Entries from a dataset of interfaces:
════════════════════

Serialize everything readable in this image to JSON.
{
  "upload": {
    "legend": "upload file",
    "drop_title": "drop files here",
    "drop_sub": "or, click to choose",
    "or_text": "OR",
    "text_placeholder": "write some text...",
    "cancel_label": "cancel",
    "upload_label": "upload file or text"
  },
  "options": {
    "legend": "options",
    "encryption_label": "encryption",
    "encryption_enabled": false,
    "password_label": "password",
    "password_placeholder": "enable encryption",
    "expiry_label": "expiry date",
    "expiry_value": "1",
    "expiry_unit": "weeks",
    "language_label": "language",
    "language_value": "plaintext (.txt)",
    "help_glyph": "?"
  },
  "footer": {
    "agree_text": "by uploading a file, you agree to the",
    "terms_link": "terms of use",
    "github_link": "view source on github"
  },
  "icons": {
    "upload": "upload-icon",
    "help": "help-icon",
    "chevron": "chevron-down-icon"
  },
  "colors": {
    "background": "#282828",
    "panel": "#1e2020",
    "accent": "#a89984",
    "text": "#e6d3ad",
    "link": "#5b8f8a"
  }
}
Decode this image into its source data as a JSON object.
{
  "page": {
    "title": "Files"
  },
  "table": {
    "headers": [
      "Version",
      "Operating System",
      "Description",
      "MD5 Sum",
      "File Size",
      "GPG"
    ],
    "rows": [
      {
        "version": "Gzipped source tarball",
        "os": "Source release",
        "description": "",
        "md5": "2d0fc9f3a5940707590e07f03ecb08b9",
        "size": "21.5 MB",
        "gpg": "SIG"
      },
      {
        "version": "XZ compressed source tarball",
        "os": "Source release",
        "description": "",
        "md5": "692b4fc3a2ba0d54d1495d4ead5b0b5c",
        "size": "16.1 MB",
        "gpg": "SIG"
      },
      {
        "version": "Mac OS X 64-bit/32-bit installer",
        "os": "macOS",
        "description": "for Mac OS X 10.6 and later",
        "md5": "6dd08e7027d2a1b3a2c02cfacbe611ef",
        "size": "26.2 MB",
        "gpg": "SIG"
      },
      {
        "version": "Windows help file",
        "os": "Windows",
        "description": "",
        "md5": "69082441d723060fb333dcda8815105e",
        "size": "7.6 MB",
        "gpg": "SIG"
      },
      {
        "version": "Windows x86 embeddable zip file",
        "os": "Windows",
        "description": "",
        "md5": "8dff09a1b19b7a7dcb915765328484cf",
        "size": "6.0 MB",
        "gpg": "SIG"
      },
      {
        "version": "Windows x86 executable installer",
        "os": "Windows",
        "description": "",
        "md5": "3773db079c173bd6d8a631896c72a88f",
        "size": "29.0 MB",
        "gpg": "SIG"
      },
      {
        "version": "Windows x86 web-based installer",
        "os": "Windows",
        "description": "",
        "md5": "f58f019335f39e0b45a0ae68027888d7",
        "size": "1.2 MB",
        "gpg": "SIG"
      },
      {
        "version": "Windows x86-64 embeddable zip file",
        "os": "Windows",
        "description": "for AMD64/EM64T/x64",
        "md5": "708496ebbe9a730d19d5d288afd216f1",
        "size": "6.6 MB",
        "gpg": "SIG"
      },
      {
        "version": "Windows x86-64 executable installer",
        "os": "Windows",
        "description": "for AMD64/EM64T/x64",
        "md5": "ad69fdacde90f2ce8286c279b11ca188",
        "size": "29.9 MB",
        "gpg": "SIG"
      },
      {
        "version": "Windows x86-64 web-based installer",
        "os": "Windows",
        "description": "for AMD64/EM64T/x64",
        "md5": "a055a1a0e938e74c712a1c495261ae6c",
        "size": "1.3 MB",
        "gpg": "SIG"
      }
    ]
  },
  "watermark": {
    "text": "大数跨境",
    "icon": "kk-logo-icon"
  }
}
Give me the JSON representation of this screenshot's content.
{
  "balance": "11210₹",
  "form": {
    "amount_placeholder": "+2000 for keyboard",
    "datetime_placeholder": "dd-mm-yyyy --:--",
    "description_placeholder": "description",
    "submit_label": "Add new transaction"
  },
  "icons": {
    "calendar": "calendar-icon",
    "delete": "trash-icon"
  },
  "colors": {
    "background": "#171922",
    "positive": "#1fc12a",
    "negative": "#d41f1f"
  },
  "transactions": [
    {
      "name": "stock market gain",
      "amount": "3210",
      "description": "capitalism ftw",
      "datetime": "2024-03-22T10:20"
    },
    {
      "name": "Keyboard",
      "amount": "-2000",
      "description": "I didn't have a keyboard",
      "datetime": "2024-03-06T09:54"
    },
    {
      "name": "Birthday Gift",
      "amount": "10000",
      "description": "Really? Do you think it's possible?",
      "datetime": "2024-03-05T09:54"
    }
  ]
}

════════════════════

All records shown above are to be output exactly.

Serialize everything readable in this image to JSON.
{
  "upload": {
    "legend": "upload file",
    "drop_title": "drop files here",
    "drop_sub": "or, click to choose",
    "or_text": "OR",
    "text_placeholder": "write some text...",
    "cancel_label": "cancel",
    "upload_label": "upload file or text"
  },
  "options": {
    "legend": "options",
    "encryption_label": "encryption",
    "encryption_enabled": false,
    "password_label": "password",
    "password_placeholder": "enable encryption",
    "expiry_label": "expiry date",
    "expiry_value": "1",
    "expiry_unit": "weeks",
    "language_label": "language",
    "language_value": "plaintext (.txt)",
    "help_glyph": "?"
  },
  "footer": {
    "agree_text": "by uploading a file, you agree to the",
    "terms_link": "terms of use",
    "github_link": "view source on github"
  },
  "icons": {
    "upload": "upload-icon",
    "help": "help-icon",
    "chevron": "chevron-down-icon"
  },
  "colors": {
    "background": "#282828",
    "panel": "#1e2020",
    "accent": "#a89984",
    "text": "#e6d3ad",
    "link": "#5b8f8a"
  }
}
Decode this image into its source data as a JSON object.
{
  "page": {
    "title": "Files"
  },
  "table": {
    "headers": [
      "Version",
      "Operating System",
      "Description",
      "MD5 Sum",
      "File Size",
      "GPG"
    ],
    "rows": [
      {
        "version": "Gzipped source tarball",
        "os": "Source release",
        "description": "",
        "md5": "2d0fc9f3a5940707590e07f03ecb08b9",
        "size": "21.5 MB",
        "gpg": "SIG"
      },
      {
        "version": "XZ compressed source tarball",
        "os": "Source release",
        "description": "",
        "md5": "692b4fc3a2ba0d54d1495d4ead5b0b5c",
        "size": "16.1 MB",
        "gpg": "SIG"
      },
      {
        "version": "Mac OS X 64-bit/32-bit installer",
        "os": "macOS",
        "description": "for Mac OS X 10.6 and later",
        "md5": "6dd08e7027d2a1b3a2c02cfacbe611ef",
        "size": "26.2 MB",
        "gpg": "SIG"
      },
      {
        "version": "Windows help file",
        "os": "Windows",
        "description": "",
        "md5": "69082441d723060fb333dcda8815105e",
        "size": "7.6 MB",
        "gpg": "SIG"
      },
      {
        "version": "Windows x86 embeddable zip file",
        "os": "Windows",
        "description": "",
        "md5": "8dff09a1b19b7a7dcb915765328484cf",
        "size": "6.0 MB",
        "gpg": "SIG"
      },
      {
        "version": "Windows x86 executable installer",
        "os": "Windows",
        "description": "",
        "md5": "3773db079c173bd6d8a631896c72a88f",
        "size": "29.0 MB",
        "gpg": "SIG"
      },
      {
        "version": "Windows x86 web-based installer",
        "os": "Windows",
        "description": "",
        "md5": "f58f019335f39e0b45a0ae68027888d7",
        "size": "1.2 MB",
        "gpg": "SIG"
      },
      {
        "version": "Windows x86-64 embeddable zip file",
        "os": "Windows",
        "description": "for AMD64/EM64T/x64",
        "md5": "708496ebbe9a730d19d5d288afd216f1",
        "size": "6.6 MB",
        "gpg": "SIG"
      },
      {
        "version": "Windows x86-64 executable installer",
        "os": "Windows",
        "description": "for AMD64/EM64T/x64",
        "md5": "ad69fdacde90f2ce8286c279b11ca188",
        "size": "29.9 MB",
        "gpg": "SIG"
      },
      {
        "version": "Windows x86-64 web-based installer",
        "os": "Windows",
        "description": "for AMD64/EM64T/x64",
        "md5": "a055a1a0e938e74c712a1c495261ae6c",
        "size": "1.3 MB",
        "gpg": "SIG"
      }
    ]
  },
  "watermark": {
    "text": "大数跨境",
    "icon": "kk-logo-icon"
  }
}
Give me the JSON representation of this screenshot's content.
{
  "balance": "11210₹",
  "form": {
    "amount_placeholder": "+2000 for keyboard",
    "datetime_placeholder": "dd-mm-yyyy --:--",
    "description_placeholder": "description",
    "submit_label": "Add new transaction"
  },
  "icons": {
    "calendar": "calendar-icon",
    "delete": "trash-icon"
  },
  "colors": {
    "background": "#171922",
    "positive": "#1fc12a",
    "negative": "#d41f1f"
  },
  "transactions": [
    {
      "name": "stock market gain",
      "amount": "3210",
      "description": "capitalism ftw",
      "datetime": "2024-03-22T10:20"
    },
    {
      "name": "Keyboard",
      "amount": "-2000",
      "description": "I didn't have a keyboard",
      "datetime": "2024-03-06T09:54"
    },
    {
      "name": "Birthday Gift",
      "amount": "10000",
      "description": "Really? Do you think it's possible?",
      "datetime": "2024-03-05T09:54"
    }
  ]
}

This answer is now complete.